VIDEO: SeaVee sees success with stepped-hull boats

 SeaVee president president Ariel Pared.

SeaVee president president Ariel Pared.

New boats with new and useful features sell. That notion seems to be ringing true at SeaVee Boats in Miami.

The builder recently has been rolling out a fleet of stepped-hull center consoles — the 390Z, 340Z and 320Z. The 390Z was unveiled at the 2013 Fort Lauderdale International Boat Show and the 320Z at the 2014 Miami International Boat Show. The third boat will hit the market in the spring.

The company sold 22 and 20 boats at the Fort Lauderdale and Miami shows, respectively, according to company president Ariel Pared.

“We did really well in Miami — considerably better than last year and pretty close to Lauderdale, and we had a phenomenal Lauderdale show,” Pared says. “At Lauderdale, more than a dozen of [the sold boats] were the new 390Z with stepped-hull design.”

In Miami, SeaVee saw demand for all of its boats, including its standard prismatic hulls and the new twin stepped Z models, albeit demand was higher for the new Zs.

The stepped-hull boats should become the builder’s lead seller come this time next year, Pared says. The rollout of the stepped hulls has developed in three phases, according to SeaVee marketing director John Caballero.

“The first step was, ‘What’s the big deal about a stepped boat?’ ” he says. “The second phase was, ‘Is it true what they’re claiming?’ The third was, ‘Yes, it is true what they are claiming and this is really a unique product.’ ”

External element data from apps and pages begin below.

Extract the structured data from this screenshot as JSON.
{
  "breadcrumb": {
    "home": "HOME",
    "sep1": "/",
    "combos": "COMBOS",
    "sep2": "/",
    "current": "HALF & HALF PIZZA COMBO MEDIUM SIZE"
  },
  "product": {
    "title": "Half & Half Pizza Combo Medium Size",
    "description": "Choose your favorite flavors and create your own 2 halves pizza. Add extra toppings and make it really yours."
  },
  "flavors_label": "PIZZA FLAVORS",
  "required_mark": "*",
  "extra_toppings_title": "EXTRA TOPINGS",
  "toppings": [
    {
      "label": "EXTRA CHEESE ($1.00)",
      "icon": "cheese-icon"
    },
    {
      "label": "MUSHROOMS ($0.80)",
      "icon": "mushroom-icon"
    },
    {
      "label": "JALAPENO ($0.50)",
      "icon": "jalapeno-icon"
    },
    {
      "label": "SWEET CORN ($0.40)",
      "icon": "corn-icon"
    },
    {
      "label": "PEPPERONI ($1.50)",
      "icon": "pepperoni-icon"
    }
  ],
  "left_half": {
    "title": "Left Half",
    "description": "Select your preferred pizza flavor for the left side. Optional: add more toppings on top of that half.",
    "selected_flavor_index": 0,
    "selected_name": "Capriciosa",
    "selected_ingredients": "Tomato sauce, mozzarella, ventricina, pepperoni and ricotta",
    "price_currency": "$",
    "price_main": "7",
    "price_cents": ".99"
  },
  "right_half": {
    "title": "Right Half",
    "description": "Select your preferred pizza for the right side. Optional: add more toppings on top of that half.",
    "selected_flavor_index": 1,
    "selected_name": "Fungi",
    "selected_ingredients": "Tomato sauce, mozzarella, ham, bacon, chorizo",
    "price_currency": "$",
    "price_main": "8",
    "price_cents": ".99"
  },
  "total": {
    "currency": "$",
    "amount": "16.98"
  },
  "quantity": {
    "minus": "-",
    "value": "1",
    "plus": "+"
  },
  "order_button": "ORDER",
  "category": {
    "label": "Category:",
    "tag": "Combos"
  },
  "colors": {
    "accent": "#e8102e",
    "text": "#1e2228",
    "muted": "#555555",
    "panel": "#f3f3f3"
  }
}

The steps in the hull increase fuel efficiency and improve overall performance, according to the company. Part of SeaVee’s marketing strategy has been to emphasize how it has carefully executed its stepped-hull design.

Pared says steps introduce air to the bottom of the boat that can interfere with bait well pickups and transducers for sounders and fishfinders. But SeaVee designed a keel pad in the 390Z’s bottom to allow these components to do their jobs at high speeds. The pad also guides seawater directly to the bait well intakes.


2020: A Timeline

Changes ahead, changes behind: A long, strange year.

Boat Registrations Continued to Soar

Strong demand continued through September.

2020: What We Learned

A cross- section of industry leaders weighs in.

Boatloads of New Boaters

The influx of newbies to recreational boating.

Inventory to Remain a Challenge in 2021

Retailer sentiment remained strong in October, but dealers see a shortage of boats as a hurdle for next year

Amplifying Our Collective Voice

In this time of immense change, we all must continue to position the industry for a redefined future

Fortune Favors the Bold

Viking and Valhalla Boat Works had quite a FLIBS.